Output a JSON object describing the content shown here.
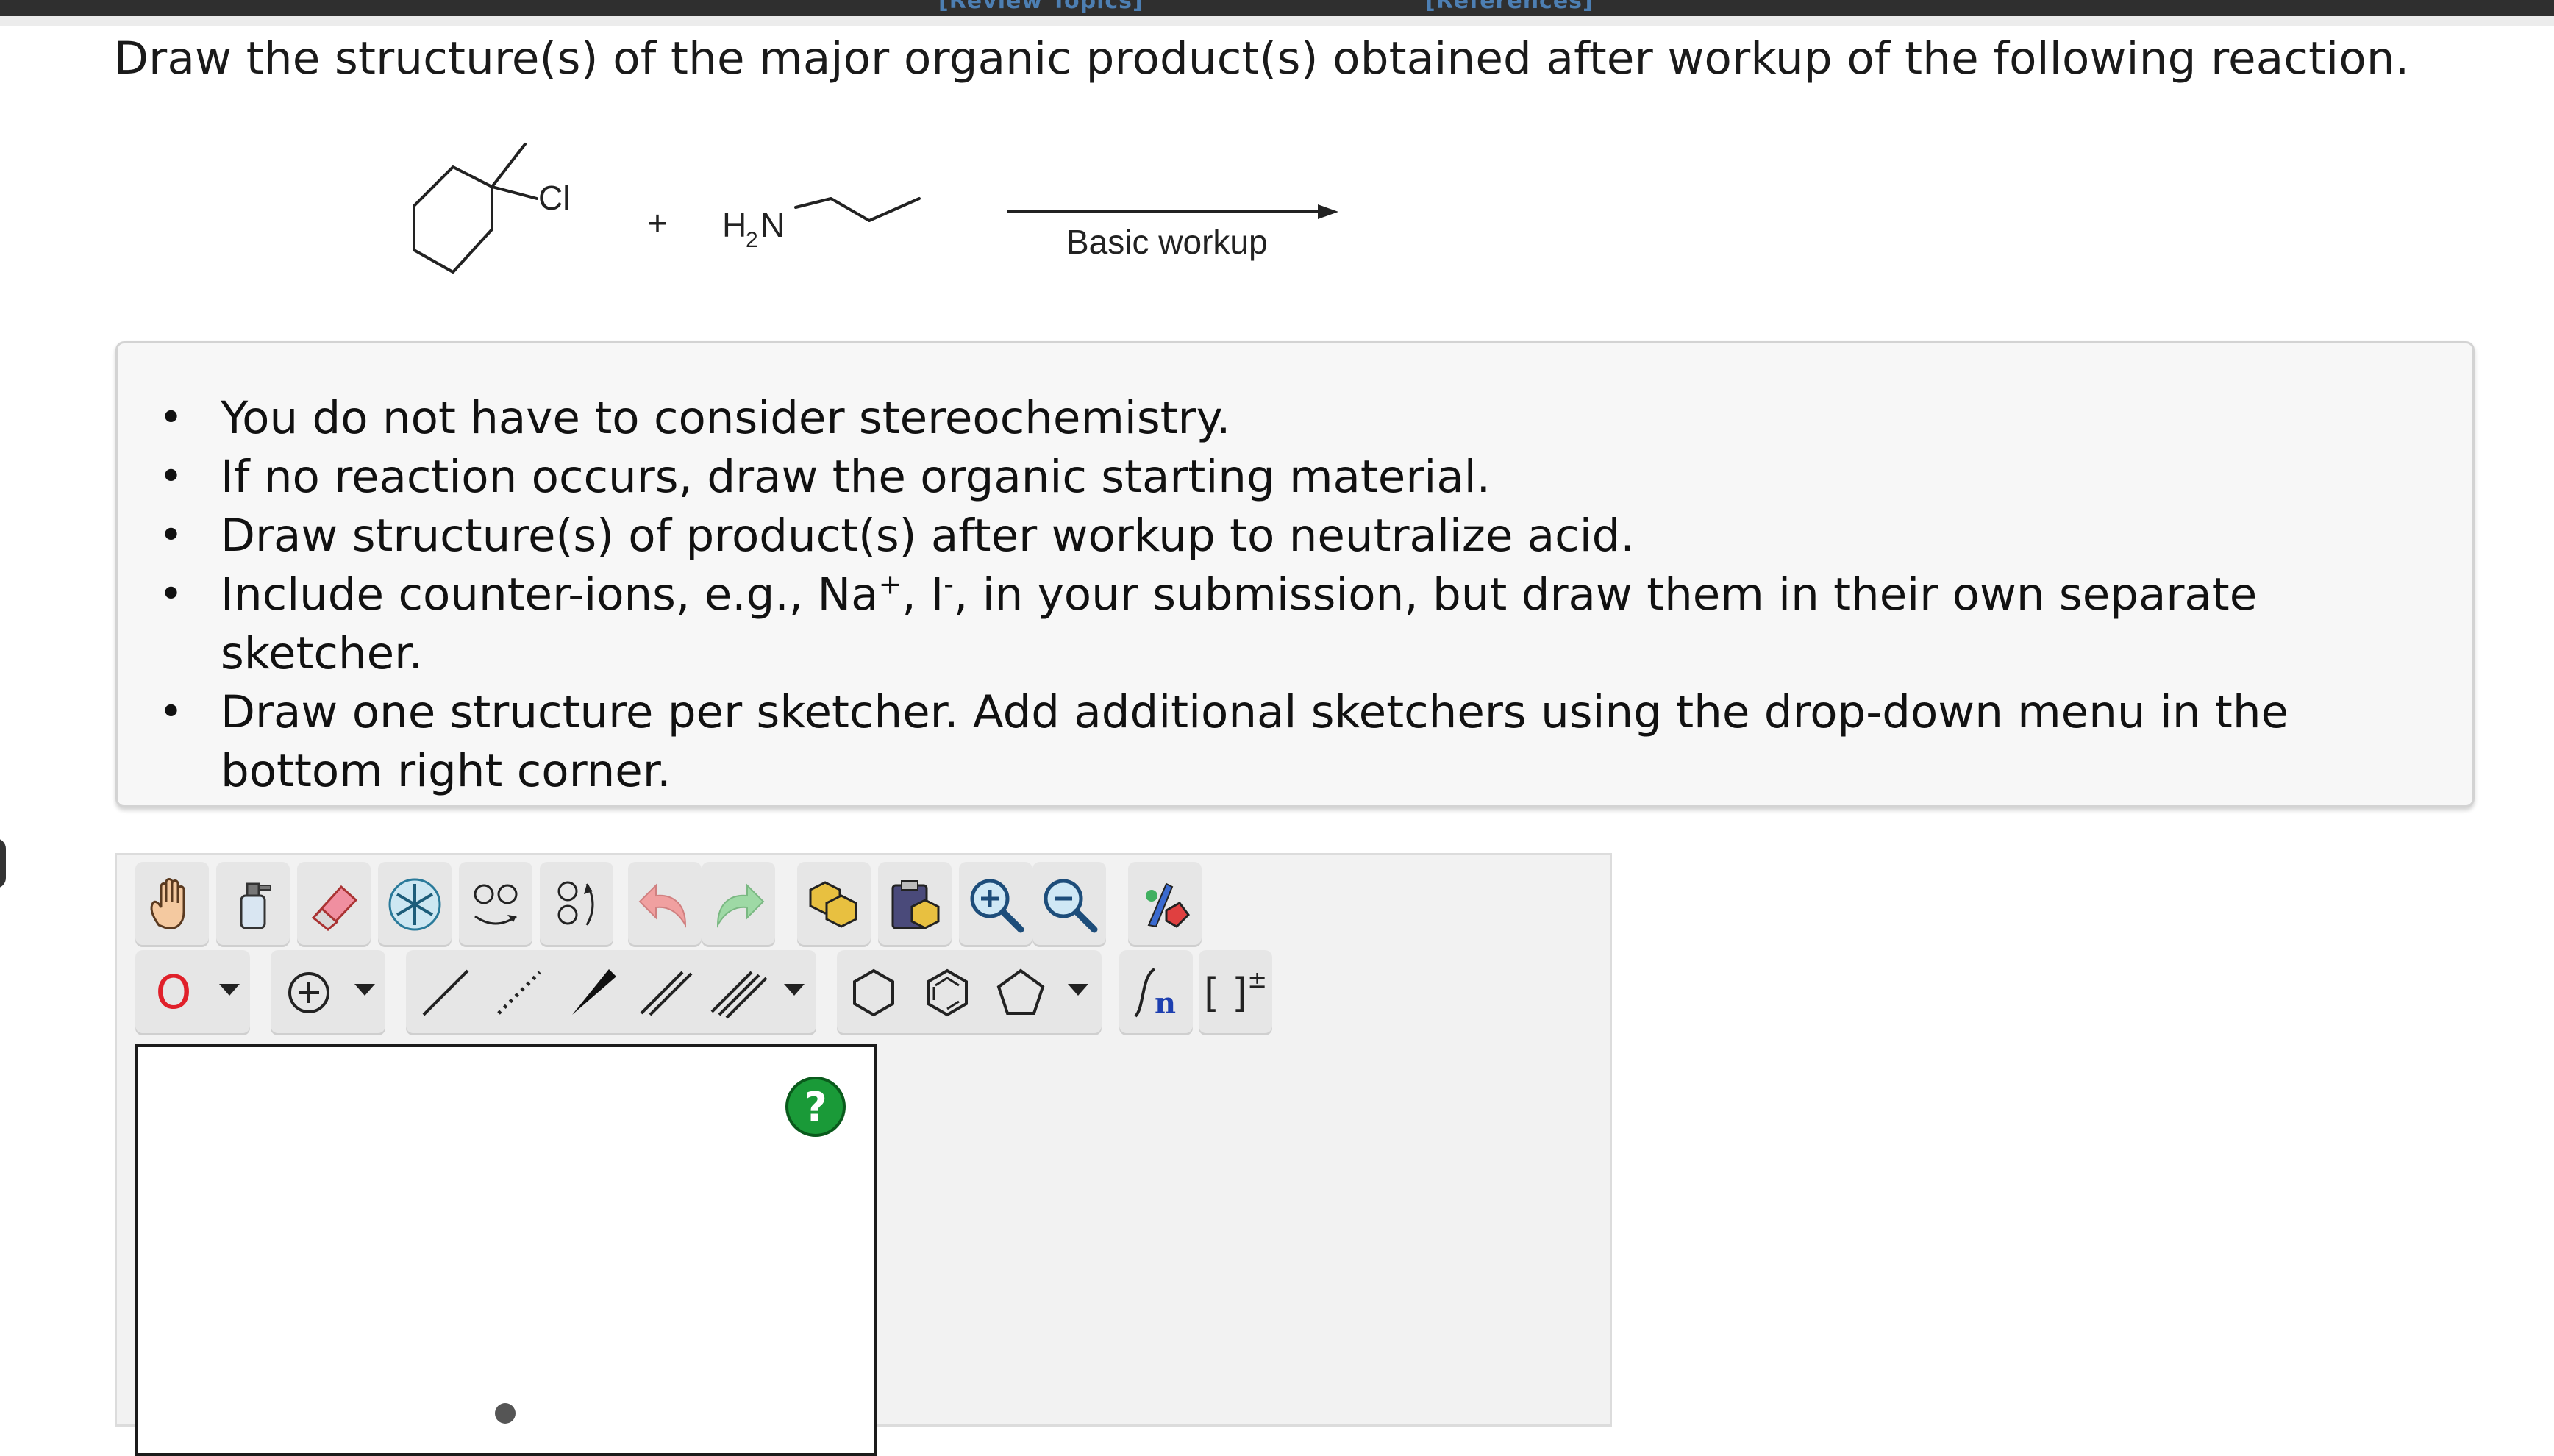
{
  "nav": {
    "review_topics": "[Review Topics]",
    "references": "[References]"
  },
  "question": "Draw the structure(s) of the major organic product(s) obtained after workup of the following reaction.",
  "reaction": {
    "leaving_group": "Cl",
    "plus": "+",
    "amine_h": "H",
    "amine_sub": "2",
    "amine_n": "N",
    "condition": "Basic workup"
  },
  "instructions": {
    "item1": "You do not have to consider stereochemistry.",
    "item2": "If no reaction occurs, draw the organic starting material.",
    "item3": "Draw structure(s) of product(s) after workup to neutralize acid.",
    "item4_a": "Include counter-ions, e.g., Na",
    "item4_sup1": "+",
    "item4_b": ", I",
    "item4_sup2": "-",
    "item4_c": ", in your submission, but draw them in their own separate sketcher.",
    "item5": "Draw one structure per sketcher. Add additional sketchers using the drop-down menu in the bottom right corner."
  },
  "toolbar": {
    "atom_symbol": "O",
    "bracket_label": "[ ]",
    "bracket_sup": "±",
    "sgroup_label": "n",
    "help_label": "?"
  },
  "colors": {
    "accent_red": "#e0202a",
    "help_green": "#1a9a38",
    "link_blue": "#4d7fb3"
  }
}
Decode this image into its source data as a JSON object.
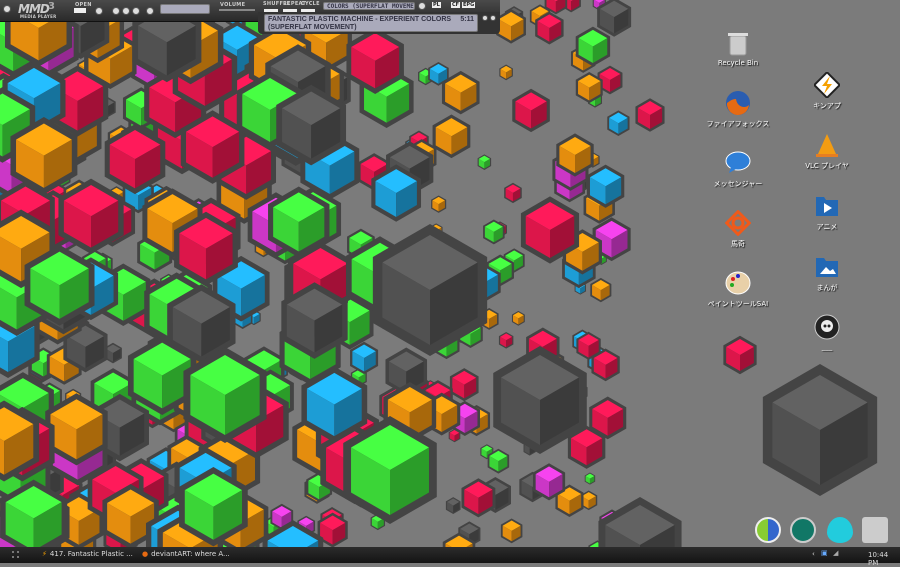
{
  "player": {
    "logo": "MMD",
    "subtitle": "MEDIA PLAYER",
    "badge": "3",
    "open_label": "OPEN",
    "volume_label": "VOLUME",
    "shuffle_label": "SHUFFLE",
    "repeat_label": "REPEAT",
    "cycle_label": "CYCLE",
    "title_short": "COLORS (SUPERFLAT MOVEMENT) 5:11",
    "track": "FANTASTIC PLASTIC MACHINE - EXPERIENT COLORS (SUPERFLAT MOVEMENT)",
    "track_time": "5:11",
    "buttons": [
      "PL",
      "CF",
      "EPG"
    ]
  },
  "desktop_icons": [
    {
      "label": "Recycle Bin",
      "icon": "recycle-bin-icon"
    },
    {
      "label": "ファイアフォックス",
      "icon": "firefox-icon"
    },
    {
      "label": "メッセンジャー",
      "icon": "messenger-icon"
    },
    {
      "label": "馬奇",
      "icon": "knot-icon"
    },
    {
      "label": "ペイントツールSAI",
      "icon": "palette-icon"
    },
    {
      "label": "キンアプ",
      "icon": "winamp-icon"
    },
    {
      "label": "VLC プレイヤ",
      "icon": "vlc-icon"
    },
    {
      "label": "アニメ",
      "icon": "video-folder-icon"
    },
    {
      "label": "まんが",
      "icon": "picture-folder-icon"
    },
    {
      "label": "___",
      "icon": "skull-icon"
    }
  ],
  "taskbar": {
    "tasks": [
      {
        "label": "417. Fantastic Plastic ...",
        "icon": "winamp-icon"
      },
      {
        "label": "deviantART: where A...",
        "icon": "firefox-icon"
      }
    ],
    "clock": "10:44 PM"
  },
  "colors": {
    "background": "#7b7b7b",
    "green": "#3ee03a",
    "orange": "#f0940f",
    "pink": "#e8174e",
    "blue": "#1fa5e0",
    "gray": "#555555",
    "magenta": "#d63ad0"
  }
}
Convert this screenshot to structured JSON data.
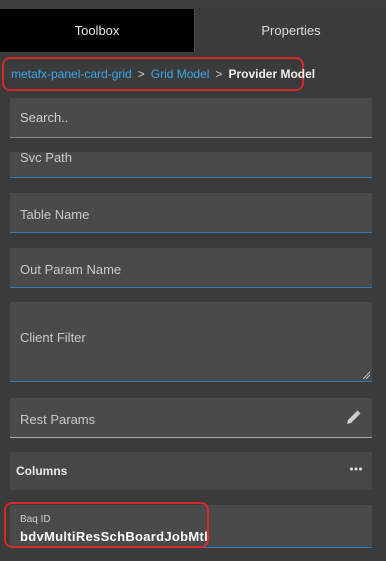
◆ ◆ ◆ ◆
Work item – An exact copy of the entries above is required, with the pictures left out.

Written solution –
Output a JSON object describing the content shown here.
{
  "nav": {
    "review_topics": "[Review Topics]",
    "references": "[References]"
  },
  "question": "Draw the structure(s) of the major organic product(s) obtained after workup of the following reaction.",
  "reaction": {
    "leaving_group": "Cl",
    "plus": "+",
    "amine_h": "H",
    "amine_sub": "2",
    "amine_n": "N",
    "condition": "Basic workup"
  },
  "instructions": {
    "item1": "You do not have to consider stereochemistry.",
    "item2": "If no reaction occurs, draw the organic starting material.",
    "item3": "Draw structure(s) of product(s) after workup to neutralize acid.",
    "item4_a": "Include counter-ions, e.g., Na",
    "item4_sup1": "+",
    "item4_b": ", I",
    "item4_sup2": "-",
    "item4_c": ", in your submission, but draw them in their own separate sketcher.",
    "item5": "Draw one structure per sketcher. Add additional sketchers using the drop-down menu in the bottom right corner."
  },
  "toolbar": {
    "atom_symbol": "O",
    "bracket_label": "[ ]",
    "bracket_sup": "±",
    "sgroup_label": "n",
    "help_label": "?"
  },
  "colors": {
    "accent_red": "#e0202a",
    "help_green": "#1a9a38",
    "link_blue": "#4d7fb3"
  }
}
Decode this image into its source data as a JSON object.
{
  "player": {
    "logo": "MMD",
    "subtitle": "MEDIA PLAYER",
    "badge": "3",
    "open_label": "OPEN",
    "volume_label": "VOLUME",
    "shuffle_label": "SHUFFLE",
    "repeat_label": "REPEAT",
    "cycle_label": "CYCLE",
    "title_short": "COLORS (SUPERFLAT MOVEMENT) 5:11",
    "track": "FANTASTIC PLASTIC MACHINE - EXPERIENT COLORS (SUPERFLAT MOVEMENT)",
    "track_time": "5:11",
    "buttons": [
      "PL",
      "CF",
      "EPG"
    ]
  },
  "desktop_icons": [
    {
      "label": "Recycle Bin",
      "icon": "recycle-bin-icon"
    },
    {
      "label": "ファイアフォックス",
      "icon": "firefox-icon"
    },
    {
      "label": "メッセンジャー",
      "icon": "messenger-icon"
    },
    {
      "label": "馬奇",
      "icon": "knot-icon"
    },
    {
      "label": "ペイントツールSAI",
      "icon": "palette-icon"
    },
    {
      "label": "キンアプ",
      "icon": "winamp-icon"
    },
    {
      "label": "VLC プレイヤ",
      "icon": "vlc-icon"
    },
    {
      "label": "アニメ",
      "icon": "video-folder-icon"
    },
    {
      "label": "まんが",
      "icon": "picture-folder-icon"
    },
    {
      "label": "___",
      "icon": "skull-icon"
    }
  ],
  "taskbar": {
    "tasks": [
      {
        "label": "417. Fantastic Plastic ...",
        "icon": "winamp-icon"
      },
      {
        "label": "deviantART: where A...",
        "icon": "firefox-icon"
      }
    ],
    "clock": "10:44 PM"
  },
  "colors": {
    "background": "#7b7b7b",
    "green": "#3ee03a",
    "orange": "#f0940f",
    "pink": "#e8174e",
    "blue": "#1fa5e0",
    "gray": "#555555",
    "magenta": "#d63ad0"
  }
}
Convert this screenshot to structured JSON data.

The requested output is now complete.